Saturday, October 29, 2016

PWD Rain Check Program - Stormwater Management Tools for Residents

By Stephanie Rukowicz

The Philadelphia Water Department (PWD) continues to run its Rain Check Program, which was created to help residents manage stormwater runoff at their homes. Residents are encouraged to attend a free workshop and upon completion can sign up to have a free rain barrel installed at their property, or a receive a discount on the installation of a downspout planter, rain garden or porous pavers. PWD funds the program, and the Pennsylvania Horticultural Society (PHS) manages it.

Rain Check downspout planter in front of a
row home. 
There is a flex pipe attached to the downspout,
draining into the planter. To the right are
overflows to the sewer system. 

We had installed one rain barrel at a downspout from our main roof, but were interested in a second to capture the runoff from our garage roof. In September 2015, my husband and I attended a free, one-hour Rain Check workshop located at PHS (20th & Arch) and signed up to have a free rain barrel installed the following month. The installation occurred as scheduled and was completed very quickly. We have used the water captured to water our young street trees during this past hot and dry summer. One year later, I highly recommend participation in this program. It requires minimal time investment yet benefits both individual residents (free water collection) and the entire city (diverting stormwater from combined sewers during rain events).

Free rain barrel provided, delivered, and
installed through the PWD Rain Check program.
Installer cut a hole through downspout and
attached a flex pipe that includes a special
diverter which allows rainwater to flow through
downspout to sewer system when rain barrel is full.

PHS also sends out reminder emails for seasonal maintenance, as well as a reminder email to drain and disconnect your rain barrel before winter. Considering our first rain barrel was purchased for $100, this deal to get a free rain barrel delivered and installed can’t be beat.

Upcoming workshops are currently scheduled through the end of November, but if those don’t work for your schedule, you can request to be notified when new dates are added.

Thursday, October 6, 2016

Mantids in the Fall

by Stephanie Kearney

I was recently approached by a neighbor about praying mantids (the plural of ‘mantis’).  She wanted to know if there was some reason why she was seeing them in her Philadelphia garden now when she never remembered seeing them in the past.  

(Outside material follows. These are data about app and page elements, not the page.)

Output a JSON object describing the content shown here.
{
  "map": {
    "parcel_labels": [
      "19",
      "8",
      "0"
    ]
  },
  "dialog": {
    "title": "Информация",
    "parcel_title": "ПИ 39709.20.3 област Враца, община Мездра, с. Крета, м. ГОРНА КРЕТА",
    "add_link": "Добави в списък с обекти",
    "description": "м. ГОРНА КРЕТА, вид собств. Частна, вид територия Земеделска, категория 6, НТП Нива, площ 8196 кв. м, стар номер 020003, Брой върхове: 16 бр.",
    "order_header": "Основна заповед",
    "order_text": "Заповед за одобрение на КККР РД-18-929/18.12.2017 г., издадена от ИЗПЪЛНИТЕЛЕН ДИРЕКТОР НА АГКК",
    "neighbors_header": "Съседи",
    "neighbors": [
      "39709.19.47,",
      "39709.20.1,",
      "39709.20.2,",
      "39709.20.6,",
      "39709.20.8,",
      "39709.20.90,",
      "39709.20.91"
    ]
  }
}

We are now officially in autumn, and it is actually quite common to see mature mantids this time of year.  Though eggs hatch in spring, we don’t usually see the tiny babies until they’re about 2 inches in length or longer, which doesn’t happen until late summer.  These larger mantids are easier to spot, and can often be seen hunting for prey – which for them is an extensive list.  Praying mantids are generalists, which means they will eat practically any insect in your garden.  This might sound like a good thing, but they eat beneficial insects too, and an overabundance could disrupt your ecosystem.  It’s also important to note that there are a few different species of mantids in our area, and only the Carolina mantis is native.  They are distinct from the rest as they are brown and smaller than their larger green cousins. 

As the weather turns colder, a female praying mantis will choose a branch on which to lay her eggs.  The foam-like, hard case, called an ootheca, may contain 50-200 eggs set to hatch in the spring.  I’ll be on the lookout for oothecae (another fun plural) on my shrubs as this season progresses, and I’ll be paying close attention to population changes next year.